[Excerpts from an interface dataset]
((
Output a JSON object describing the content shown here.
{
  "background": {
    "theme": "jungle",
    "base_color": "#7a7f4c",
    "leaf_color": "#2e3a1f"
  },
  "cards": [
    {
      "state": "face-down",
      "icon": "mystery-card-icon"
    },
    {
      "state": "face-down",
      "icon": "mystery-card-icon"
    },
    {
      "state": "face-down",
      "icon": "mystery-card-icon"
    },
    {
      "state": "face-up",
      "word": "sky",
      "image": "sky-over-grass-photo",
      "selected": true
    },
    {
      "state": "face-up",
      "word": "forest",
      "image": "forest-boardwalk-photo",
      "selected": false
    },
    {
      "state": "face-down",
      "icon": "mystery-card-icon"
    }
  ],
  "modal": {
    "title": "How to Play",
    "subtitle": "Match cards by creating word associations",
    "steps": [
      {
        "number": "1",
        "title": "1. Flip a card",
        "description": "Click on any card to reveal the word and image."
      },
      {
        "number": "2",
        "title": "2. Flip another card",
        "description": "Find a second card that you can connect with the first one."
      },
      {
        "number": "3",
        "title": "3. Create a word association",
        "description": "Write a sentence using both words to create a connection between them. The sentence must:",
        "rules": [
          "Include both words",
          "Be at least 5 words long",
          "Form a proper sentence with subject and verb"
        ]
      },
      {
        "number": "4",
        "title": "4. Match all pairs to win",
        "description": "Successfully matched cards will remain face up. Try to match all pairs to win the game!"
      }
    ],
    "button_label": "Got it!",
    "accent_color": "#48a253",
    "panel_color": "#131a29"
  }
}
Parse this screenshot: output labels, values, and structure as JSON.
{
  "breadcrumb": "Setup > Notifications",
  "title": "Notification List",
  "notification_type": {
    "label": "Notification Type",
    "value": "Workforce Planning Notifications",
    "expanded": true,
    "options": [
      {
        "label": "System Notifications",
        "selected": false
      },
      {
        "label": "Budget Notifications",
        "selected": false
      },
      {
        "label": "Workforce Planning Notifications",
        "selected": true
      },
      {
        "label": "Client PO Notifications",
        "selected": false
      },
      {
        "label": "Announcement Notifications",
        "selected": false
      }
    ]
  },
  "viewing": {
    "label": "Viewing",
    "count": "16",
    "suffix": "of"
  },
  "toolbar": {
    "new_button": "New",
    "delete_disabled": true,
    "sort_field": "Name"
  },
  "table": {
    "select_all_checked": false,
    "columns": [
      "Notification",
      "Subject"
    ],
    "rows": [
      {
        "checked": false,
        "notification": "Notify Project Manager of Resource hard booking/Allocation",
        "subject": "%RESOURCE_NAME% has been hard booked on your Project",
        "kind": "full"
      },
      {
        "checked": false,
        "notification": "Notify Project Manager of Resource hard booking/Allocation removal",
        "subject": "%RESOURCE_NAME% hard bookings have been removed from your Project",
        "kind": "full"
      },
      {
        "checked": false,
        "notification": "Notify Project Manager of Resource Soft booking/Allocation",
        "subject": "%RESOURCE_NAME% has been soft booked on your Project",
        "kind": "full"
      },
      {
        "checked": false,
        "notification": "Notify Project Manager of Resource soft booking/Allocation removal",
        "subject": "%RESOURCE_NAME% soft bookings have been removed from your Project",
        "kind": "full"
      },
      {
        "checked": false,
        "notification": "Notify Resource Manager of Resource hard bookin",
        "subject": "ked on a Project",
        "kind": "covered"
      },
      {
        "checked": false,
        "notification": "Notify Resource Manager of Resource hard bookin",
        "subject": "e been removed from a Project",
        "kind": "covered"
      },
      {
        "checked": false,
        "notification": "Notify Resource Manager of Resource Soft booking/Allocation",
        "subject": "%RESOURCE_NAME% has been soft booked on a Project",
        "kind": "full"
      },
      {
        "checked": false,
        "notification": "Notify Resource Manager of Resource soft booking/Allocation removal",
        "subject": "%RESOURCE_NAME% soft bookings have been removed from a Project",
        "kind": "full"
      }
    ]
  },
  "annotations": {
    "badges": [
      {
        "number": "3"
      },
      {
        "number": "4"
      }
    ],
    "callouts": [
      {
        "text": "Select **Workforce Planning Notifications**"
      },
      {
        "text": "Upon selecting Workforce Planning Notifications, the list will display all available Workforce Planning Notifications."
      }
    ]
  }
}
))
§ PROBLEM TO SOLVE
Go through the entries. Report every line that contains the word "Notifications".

§ TASK SOLUTION
  "breadcrumb": "Setup > Notifications",
    "value": "Workforce Planning Notifications",
        "label": "System Notifications",
        "label": "Budget Notifications",
        "label": "Workforce Planning Notifications",
        "label": "Client PO Notifications",
        "label": "Announcement Notifications",
        "text": "Select **Workforce Planning Notifications**"
        "text": "Upon selecting Workforce Planning Notifications, the list will display all available Workforce Planning Notifications."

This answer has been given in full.